Abebe brought out his son, Dawit, who is 4. "Does he not look like Cassius Clay?" asked Abebe. His wife, Abebe explained, had taken their daughter, Tsegie (Rose), 1½, to the country for a visit and would not be back for a week. He showed us a picture of a very pretty oval-faced woman in a white chamma. "We were married when I was 26," Abebe said. "In Ethiopia it is tradition that the mother chooses for you. It is now six years later, and I am still pleased."
There were more trophies and pictures—one of him in his beard—and many things to show, but where were his Olympic gold medals? "If you really want to see them I will show you," said Abebe. He went out of the room, as if to a secret place, and came back with the two gold medals. The ribbons they were tied to were soiled from much handling.
We retired to a small dining room with a single open window. The table was neatly set, with cloth napkins and Western tableware. "But when you eat wat you do not use a fork," said Lieut. Assefa. It is customary in Ethiopia to have servants. Abebe has three. Don Sazima's servants have servants. But Abebe waited on us himself—attentive, eager, quick to fill the smallest vacancy in a plate. The wat, he said, was made by his mother. It was the color and consistency of barbecued beef, quite tasty and at least as hot as Peter Rand had predicted. Trying to pick up the wat with the anjera without soiling your fingers is a social pressure that could crush a confident man, but I accepted a second helping anyway. Photographer Seed said he had already had lunch, thank you, and passed after the first. There was a quick run of Amharic chatter, and then laughter. "Lieut. Abebe said you are like the people of Gondar," said Assefa. "They do not eat, and they say they have already eaten."

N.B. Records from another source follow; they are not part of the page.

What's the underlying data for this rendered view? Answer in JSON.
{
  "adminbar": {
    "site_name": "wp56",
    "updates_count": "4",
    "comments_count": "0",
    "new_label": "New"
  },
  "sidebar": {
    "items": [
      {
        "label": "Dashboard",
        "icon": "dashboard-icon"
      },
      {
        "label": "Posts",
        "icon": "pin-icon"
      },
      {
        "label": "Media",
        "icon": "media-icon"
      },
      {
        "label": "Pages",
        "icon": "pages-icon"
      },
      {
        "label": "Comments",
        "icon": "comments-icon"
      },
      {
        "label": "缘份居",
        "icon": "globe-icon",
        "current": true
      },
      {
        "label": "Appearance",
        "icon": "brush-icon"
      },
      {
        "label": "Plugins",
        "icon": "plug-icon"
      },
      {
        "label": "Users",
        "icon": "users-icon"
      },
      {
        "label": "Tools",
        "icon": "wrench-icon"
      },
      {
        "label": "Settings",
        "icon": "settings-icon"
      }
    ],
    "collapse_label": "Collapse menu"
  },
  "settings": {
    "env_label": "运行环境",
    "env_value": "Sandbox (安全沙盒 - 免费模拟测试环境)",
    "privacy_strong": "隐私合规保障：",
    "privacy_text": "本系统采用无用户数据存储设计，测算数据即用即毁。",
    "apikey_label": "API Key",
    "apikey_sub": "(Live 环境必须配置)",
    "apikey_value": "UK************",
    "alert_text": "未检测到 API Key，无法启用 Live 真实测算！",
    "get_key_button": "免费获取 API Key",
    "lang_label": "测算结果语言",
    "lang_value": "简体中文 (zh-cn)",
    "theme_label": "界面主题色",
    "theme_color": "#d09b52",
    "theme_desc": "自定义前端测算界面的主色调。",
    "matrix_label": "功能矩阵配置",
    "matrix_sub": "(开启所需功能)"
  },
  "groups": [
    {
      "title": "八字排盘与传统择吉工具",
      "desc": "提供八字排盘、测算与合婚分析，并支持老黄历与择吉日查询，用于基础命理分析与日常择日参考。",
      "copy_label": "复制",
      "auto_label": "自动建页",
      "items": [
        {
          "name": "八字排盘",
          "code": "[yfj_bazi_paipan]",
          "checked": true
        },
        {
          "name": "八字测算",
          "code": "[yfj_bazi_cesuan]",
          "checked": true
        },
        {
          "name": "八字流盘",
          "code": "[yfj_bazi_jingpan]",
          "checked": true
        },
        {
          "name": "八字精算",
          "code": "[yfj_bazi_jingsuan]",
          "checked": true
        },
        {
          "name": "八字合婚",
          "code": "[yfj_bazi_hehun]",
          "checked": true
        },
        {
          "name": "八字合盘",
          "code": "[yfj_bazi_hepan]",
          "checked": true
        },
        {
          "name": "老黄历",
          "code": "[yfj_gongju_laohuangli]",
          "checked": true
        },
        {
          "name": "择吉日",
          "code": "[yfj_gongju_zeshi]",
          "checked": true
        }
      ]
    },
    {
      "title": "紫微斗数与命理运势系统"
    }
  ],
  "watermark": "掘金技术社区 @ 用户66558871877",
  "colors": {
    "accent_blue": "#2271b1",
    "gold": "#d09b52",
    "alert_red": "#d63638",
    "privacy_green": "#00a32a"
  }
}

Halfway through the meal the cat under my side of the table was joined by another and there was a short encounter, but Abebe quickly broke it up. He did not eat except for a small plate of vegetables. It was his day to fast, he said. As a Coptic Christian he will fast as many as 175 days a year.
That night the wat and anjera tumbled about in my alien stomach, as though in a death struggle, but it was my gluttony at work as much as it was the hot pepper. Toujours perdrix. The next day I checked out of the Ethiopia Hotel, recklessly overtipping the maid who had kept my shoes so well shined and the bellboy who had tended my bags and laundry and, not even bothering to establish a fare, took a taxi to the airport. On the ride I was pestered by a sense of satisfaction I did not appreciate until I remembered something Dr. Guild of Boston had said. While they were in Boston, Abebe and Mamo simply grew on his children. After a few weeks, Dr. Guild said, the children would not go to bed without getting a good-night kiss, and when Abebe and Mamo went back to Ethiopia they cried.
The taxi driver helped me with my bags and invited me to please come to Addis Ababa again. I tipped him. I passed through customs without a hitch, hand-carrying my Galla war shield and my parchment of Sheba's visit to Solomon, and soon settled in my seat on the Ethiopian Airlines jet. I accepted with thanks as the stewardess offered me a mint and some gum for the ascent out of Addis. She smiled sweetly as I opened up a copy of Paris-Match and turned to the inside page where I had secreted a copy of TIME.